Each line in the entries below that holds the word "besorgen" belongs in the answer.

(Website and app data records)
+++

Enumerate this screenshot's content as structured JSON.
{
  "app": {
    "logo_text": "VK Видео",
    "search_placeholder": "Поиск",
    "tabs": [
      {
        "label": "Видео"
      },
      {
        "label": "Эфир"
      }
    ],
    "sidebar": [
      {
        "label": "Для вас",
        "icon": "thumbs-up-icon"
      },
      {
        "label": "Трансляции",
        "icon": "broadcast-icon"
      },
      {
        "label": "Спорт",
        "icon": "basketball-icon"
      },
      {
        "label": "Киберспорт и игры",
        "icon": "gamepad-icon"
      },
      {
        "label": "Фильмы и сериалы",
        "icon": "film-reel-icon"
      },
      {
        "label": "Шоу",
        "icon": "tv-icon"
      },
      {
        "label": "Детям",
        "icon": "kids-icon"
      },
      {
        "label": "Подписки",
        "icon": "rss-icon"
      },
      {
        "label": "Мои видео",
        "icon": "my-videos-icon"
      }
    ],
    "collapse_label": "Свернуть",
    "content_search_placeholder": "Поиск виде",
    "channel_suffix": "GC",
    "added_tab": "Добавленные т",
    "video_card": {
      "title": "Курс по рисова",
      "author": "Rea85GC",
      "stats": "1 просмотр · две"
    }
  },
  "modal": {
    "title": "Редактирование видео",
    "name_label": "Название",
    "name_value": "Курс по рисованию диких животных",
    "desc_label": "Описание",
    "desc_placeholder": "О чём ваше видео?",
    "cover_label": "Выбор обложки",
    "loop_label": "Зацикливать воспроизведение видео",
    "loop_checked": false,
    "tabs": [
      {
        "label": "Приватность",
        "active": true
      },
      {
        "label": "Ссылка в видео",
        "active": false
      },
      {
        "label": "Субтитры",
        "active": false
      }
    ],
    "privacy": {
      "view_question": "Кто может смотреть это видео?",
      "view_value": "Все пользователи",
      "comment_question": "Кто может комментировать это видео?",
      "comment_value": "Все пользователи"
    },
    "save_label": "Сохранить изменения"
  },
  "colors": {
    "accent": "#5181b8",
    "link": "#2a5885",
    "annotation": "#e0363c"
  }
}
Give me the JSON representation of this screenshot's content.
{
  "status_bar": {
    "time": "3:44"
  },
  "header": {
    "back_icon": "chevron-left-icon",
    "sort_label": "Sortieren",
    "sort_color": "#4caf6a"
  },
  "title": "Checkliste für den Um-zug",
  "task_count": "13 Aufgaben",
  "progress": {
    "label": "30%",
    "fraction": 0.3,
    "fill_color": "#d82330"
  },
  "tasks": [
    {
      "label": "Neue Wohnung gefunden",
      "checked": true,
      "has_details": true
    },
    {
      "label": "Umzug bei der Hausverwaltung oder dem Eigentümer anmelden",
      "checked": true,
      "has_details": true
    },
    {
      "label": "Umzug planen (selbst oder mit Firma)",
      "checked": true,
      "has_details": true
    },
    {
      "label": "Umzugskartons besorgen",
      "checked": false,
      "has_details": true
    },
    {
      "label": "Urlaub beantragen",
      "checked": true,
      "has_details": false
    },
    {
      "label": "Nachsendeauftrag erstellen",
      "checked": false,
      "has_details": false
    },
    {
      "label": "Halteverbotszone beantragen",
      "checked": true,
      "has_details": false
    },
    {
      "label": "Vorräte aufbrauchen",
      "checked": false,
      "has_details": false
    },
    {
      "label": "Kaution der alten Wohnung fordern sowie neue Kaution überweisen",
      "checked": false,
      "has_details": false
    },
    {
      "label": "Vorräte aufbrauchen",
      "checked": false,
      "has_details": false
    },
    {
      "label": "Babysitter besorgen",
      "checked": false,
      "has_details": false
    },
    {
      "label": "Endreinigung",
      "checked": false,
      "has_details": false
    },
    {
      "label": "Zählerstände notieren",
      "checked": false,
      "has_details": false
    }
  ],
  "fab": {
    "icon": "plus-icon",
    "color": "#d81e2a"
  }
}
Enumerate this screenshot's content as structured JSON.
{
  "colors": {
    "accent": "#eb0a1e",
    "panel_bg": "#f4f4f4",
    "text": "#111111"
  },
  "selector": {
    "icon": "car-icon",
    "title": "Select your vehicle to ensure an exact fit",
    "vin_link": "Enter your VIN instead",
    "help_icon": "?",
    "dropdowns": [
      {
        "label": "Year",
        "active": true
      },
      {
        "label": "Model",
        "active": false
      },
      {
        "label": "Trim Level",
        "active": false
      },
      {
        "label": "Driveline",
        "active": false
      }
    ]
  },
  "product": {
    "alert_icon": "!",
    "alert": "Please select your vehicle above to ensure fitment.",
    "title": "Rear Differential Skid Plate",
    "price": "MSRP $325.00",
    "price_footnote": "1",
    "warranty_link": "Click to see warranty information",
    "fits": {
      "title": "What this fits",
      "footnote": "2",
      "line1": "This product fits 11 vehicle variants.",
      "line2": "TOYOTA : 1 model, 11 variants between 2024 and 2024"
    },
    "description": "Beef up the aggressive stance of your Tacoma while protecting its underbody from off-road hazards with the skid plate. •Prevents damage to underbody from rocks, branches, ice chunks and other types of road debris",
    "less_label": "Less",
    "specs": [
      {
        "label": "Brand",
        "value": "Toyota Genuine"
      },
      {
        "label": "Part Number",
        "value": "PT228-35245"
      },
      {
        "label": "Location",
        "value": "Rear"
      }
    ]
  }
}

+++

● **Task output**
      "label": "Umzugskartons besorgen",
      "label": "Babysitter besorgen",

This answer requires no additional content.